Frank DiSalvo (Cornell), Tom Zawodzinski (Case Western Reserve)


Challenges:


Membranes


Operation in lower humidity, more strength,


durability and higher ionic conductivity.


Cathodes



Materials with lower overpotential and resistance to impurities.


Low temperature operation needs cheaper (non
-

Pt) materials.


Tolerance to impurities: S, hydrocarbons, Cl.


Anodes


Tolerance to impurities: CO, S, Cl.


Cheaper (non or low Pt) catalysts.

Reformers


Need low temperature and inexpensive reformer catalysts.



What are Fuel Cells?
2H
2
+ O
2

2H
2
O + electrical
power + heat
www.
hpower
.com
membrane conducts protons from anode to cathode
P
roton
E
xchange
M
embrane (PEM)
Membrane conducts protons from anode to
cathode
proton exchange membrane
(PEM)
What are Fuel Cells?
2H
2
+ O
2

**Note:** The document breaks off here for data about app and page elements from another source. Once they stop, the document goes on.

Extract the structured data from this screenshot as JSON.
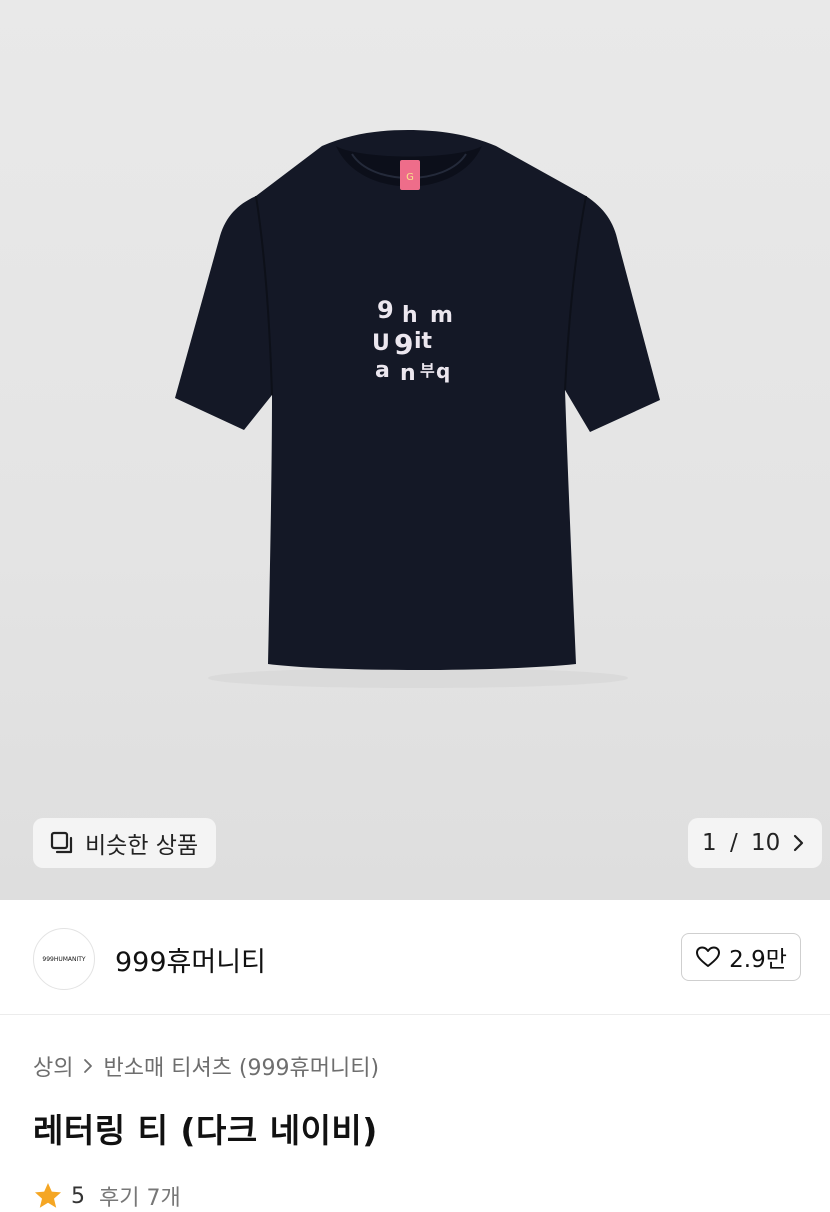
{
  "gallery": {
    "print_text": "9hm u9it an부q",
    "similar_label": "비슷한 상품",
    "current_page": "1",
    "page_separator": "/",
    "total_pages": "10",
    "colors": {
      "background": "#e6e6e6",
      "shirt": "#111522",
      "tag": "#ee6d8a"
    }
  },
  "brand": {
    "logo_text": "999HUMANITY",
    "name": "999휴머니티",
    "like_count": "2.9만"
  },
  "breadcrumb": {
    "items": [
      "상의",
      "반소매 티셔츠 (999휴머니티)"
    ]
  },
  "product": {
    "title": "레터링 티 (다크 네이비)",
    "rating": "5",
    "reviews_label": "후기 7개",
    "star_color": "#f5a623"
  }
}
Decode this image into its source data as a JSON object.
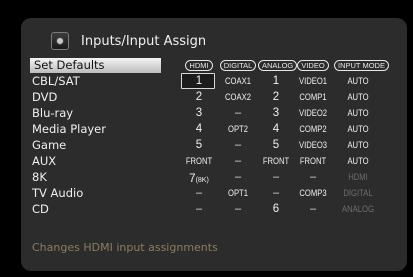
{
  "header": {
    "title": "Inputs/Input Assign"
  },
  "columns": {
    "hdmi": "HDMI",
    "digital": "DIGITAL",
    "analog": "ANALOG",
    "video": "VIDEO",
    "input_mode": "INPUT MODE"
  },
  "set_defaults": "Set Defaults",
  "rows": [
    {
      "label": "CBL/SAT",
      "hdmi": "1",
      "digital": "COAX1",
      "analog": "1",
      "video": "VIDEO1",
      "mode": "AUTO"
    },
    {
      "label": "DVD",
      "hdmi": "2",
      "digital": "COAX2",
      "analog": "2",
      "video": "COMP1",
      "mode": "AUTO"
    },
    {
      "label": "Blu-ray",
      "hdmi": "3",
      "digital": "–",
      "analog": "3",
      "video": "VIDEO2",
      "mode": "AUTO"
    },
    {
      "label": "Media Player",
      "hdmi": "4",
      "digital": "OPT2",
      "analog": "4",
      "video": "COMP2",
      "mode": "AUTO"
    },
    {
      "label": "Game",
      "hdmi": "5",
      "digital": "–",
      "analog": "5",
      "video": "VIDEO3",
      "mode": "AUTO"
    },
    {
      "label": "AUX",
      "hdmi": "FRONT",
      "digital": "–",
      "analog": "FRONT",
      "video": "FRONT",
      "mode": "AUTO"
    },
    {
      "label": "8K",
      "hdmi": "7",
      "hdmi_sub": "(8K)",
      "digital": "–",
      "analog": "–",
      "video": "–",
      "mode": "HDMI"
    },
    {
      "label": "TV Audio",
      "hdmi": "–",
      "digital": "OPT1",
      "analog": "–",
      "video": "COMP3",
      "mode": "DIGITAL"
    },
    {
      "label": "CD",
      "hdmi": "–",
      "digital": "–",
      "analog": "6",
      "video": "–",
      "mode": "ANALOG"
    }
  ],
  "footer": {
    "hint": "Changes HDMI input assignments"
  },
  "colors": {
    "panel": "#2c2c2c",
    "hint_text": "#8a7e5a",
    "dim_text": "#6d6d6d"
  },
  "icons": {
    "header": "input-assign-icon"
  }
}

2H
2
O + electrical
power + heat
www.
hpower
.com
membrane conducts protons from anode to cathode
P
roton
E
xchange
M
embrane (PEM)
What are Fuel Cells?
2H
2
+ O
2

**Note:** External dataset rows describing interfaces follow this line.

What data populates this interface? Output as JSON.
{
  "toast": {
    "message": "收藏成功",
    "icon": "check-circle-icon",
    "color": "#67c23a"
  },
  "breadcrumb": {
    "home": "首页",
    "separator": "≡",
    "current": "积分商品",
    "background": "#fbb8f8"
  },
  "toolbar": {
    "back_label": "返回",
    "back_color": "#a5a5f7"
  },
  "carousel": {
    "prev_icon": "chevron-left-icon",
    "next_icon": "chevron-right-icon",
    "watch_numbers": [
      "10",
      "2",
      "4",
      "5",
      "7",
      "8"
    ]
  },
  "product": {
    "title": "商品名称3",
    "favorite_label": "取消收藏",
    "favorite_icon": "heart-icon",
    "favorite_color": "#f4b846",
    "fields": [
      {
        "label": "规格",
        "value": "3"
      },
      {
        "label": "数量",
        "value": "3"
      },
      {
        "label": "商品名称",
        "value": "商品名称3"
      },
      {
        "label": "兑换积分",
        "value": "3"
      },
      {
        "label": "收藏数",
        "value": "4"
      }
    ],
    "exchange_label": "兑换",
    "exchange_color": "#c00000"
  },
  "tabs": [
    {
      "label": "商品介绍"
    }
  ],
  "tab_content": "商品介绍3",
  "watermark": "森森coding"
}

2H
2
O + electrical
power + heat
www.
hpower
.com
membrane conducts protons from anode to cathode
P
roton
E
xchange
M
embrane (PEM)
What are Fuel Cells?
2H
2
+ O
2

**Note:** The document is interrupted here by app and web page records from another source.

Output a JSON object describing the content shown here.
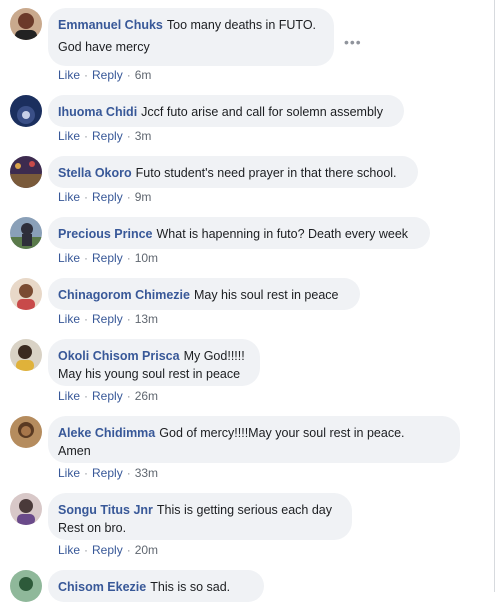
{
  "comments": [
    {
      "author": "Emmanuel Chuks",
      "lines": [
        "Too many deaths in FUTO.",
        "God have mercy"
      ],
      "like": "Like",
      "reply": "Reply",
      "time": "6m",
      "avatar_color": "#6b3a2a",
      "avatar_bg": "#c9a98d"
    },
    {
      "author": "Ihuoma Chidi",
      "lines": [
        "Jccf futo arise and call for solemn assembly"
      ],
      "like": "Like",
      "reply": "Reply",
      "time": "3m",
      "avatar_color": "#1b2f5e",
      "avatar_bg": "#3a4f87"
    },
    {
      "author": "Stella Okoro",
      "lines": [
        "Futo student's need prayer in that there school."
      ],
      "like": "Like",
      "reply": "Reply",
      "time": "9m",
      "avatar_color": "#3d2b4f",
      "avatar_bg": "#7a5a3a"
    },
    {
      "author": "Precious Prince",
      "lines": [
        "What is hapenning in futo? Death every week"
      ],
      "like": "Like",
      "reply": "Reply",
      "time": "10m",
      "avatar_color": "#2e2e3a",
      "avatar_bg": "#8aa0b8"
    },
    {
      "author": "Chinagorom Chimezie",
      "lines": [
        "May his soul rest in peace"
      ],
      "like": "Like",
      "reply": "Reply",
      "time": "13m",
      "avatar_color": "#7a4b32",
      "avatar_bg": "#e8d8c8"
    },
    {
      "author": "Okoli Chisom Prisca",
      "lines": [
        "My God!!!!!",
        "May his young soul rest in peace"
      ],
      "like": "Like",
      "reply": "Reply",
      "time": "26m",
      "avatar_color": "#3b2a20",
      "avatar_bg": "#d9d2c5"
    },
    {
      "author": "Aleke Chidimma",
      "lines": [
        "God of mercy!!!!May your soul rest in peace.",
        "Amen"
      ],
      "like": "Like",
      "reply": "Reply",
      "time": "33m",
      "avatar_color": "#5a3a22",
      "avatar_bg": "#b58c5e"
    },
    {
      "author": "Songu Titus Jnr",
      "lines": [
        "This is getting serious each day",
        "Rest on bro."
      ],
      "like": "Like",
      "reply": "Reply",
      "time": "20m",
      "avatar_color": "#4a3a3a",
      "avatar_bg": "#d8c8c8"
    },
    {
      "author": "Chisom Ekezie",
      "lines": [
        "This is so sad."
      ],
      "like": "",
      "reply": "",
      "time": "",
      "avatar_color": "#2d5a3a",
      "avatar_bg": "#8fb89a"
    }
  ],
  "more_icon": "more-options-icon",
  "colors": {
    "author": "#385898",
    "bubble": "#f0f2f5",
    "meta": "#606770"
  }
}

2H
2
O + electrical
power + heat
www.
hpower
.com
P
roton
E
xchange
M
embrane (PEM)
Membrane conducts protons from anode to cathode
proton exchange membrane (PEM)
2H
2

+ O
2



2H
2
O + electrical power + heat

M. S. Dresselhaus, MIT

A. Shakouri, Purdue Univ. 5/15/2012; p.
35

Types of Fuel Cells

Solid Oxide FC

(SOFC) 100 kW

Siemens
-


Westinghouse


Proton Exchange

Membrane (PEM)

50 kW, Ballard

Molten Carbonate FC

(MCFC) 250 kW

FuelCell Energy,

Alkaline Fuel Cell

(AFC), Space Shuttle

12 kW

United Technologies


Low
-
Temp


High Temp

Phosphoric Acid FC

(PAFC), 250 kW

United Technologies

A. Shakouri, Purdue Univ. 5/15/2012; p.
40

Messages

http://www.sc.doe.gov/bes/

hydrogen.pdf


Enormous gap between present state
-
of
-
the
-
art capabilities
and requirements that will allow hydrogen to be competitive
with today’s


energy technologies


production: 9M tons



150M tons
(vehicles)


storage: 4.4 MJ/L
(10K psi gas)



9.70 MJ/L


fuel cells: $3000/kW


$30/kW
(gasoline engine)



Enormous R&D efforts will be required


Simple improvements of today’s technologies


will not meet requirements


Technical barriers can be overcome only with high
risk/high payoff basic research



Research is highly interdisciplinary, requiring chemistry,
materials science, physics, biology, engineering,
nanoscience, computational science



Basic and applied research should couple seamlessly


M. S. Dresselhaus, MIT

A. Shakouri, Purdue Univ. 5/15/2012; p.
41

Some Useful References

Basic Research Needs for the Hydrogen Economy (DOE/BES)

http://www.sc.doe.gov/bes/hydrogen.pdf


Basic Research Needs to Assure a Secure Energy Future (DOE/BES)


http://www.sc.doe.gov/bes/besac/Basic_Research_Needs_To_Assure_A_Secure_Energy_Future_FEB2003.pdf



Powering the Future
-

Materials Science for the Energy Platforms of the 21st Century: The
Case of Hydrogen (MIT lecture notes)




http://web.mit.edu/mrschapter/www/IAP/iap_2004.html


Hydrogen Programs (DOE/EERE)



http://www.eere.energy.gov/hydrogenandfuelcells/


National Hydrogen Energy Roadmap (DOE/EERE)

http://www.eere.energy.gov/hydrogenandfuelcells/pdfs/national_h2_roadmap.pdf


FreedomCAR Plan (DOE/EERE)




http://www.eere.energy.gov/vehiclesandfuels/


Fuel Cell Overview (Smithsonian Institution)



http://fuelcells.si.edu/basics.htm


The Hydrogen Economy: Opportunities, Costs, Barriers, and R&D Needs


(National Research Council Report, 2004)




http://www.nap.edu/books/0309091632/html/




M. S. Dresselhaus, MIT

A. Shakouri, Purdue Univ. 5/15/2012; p.
42

Hydrogen Fuel Cell Car Lab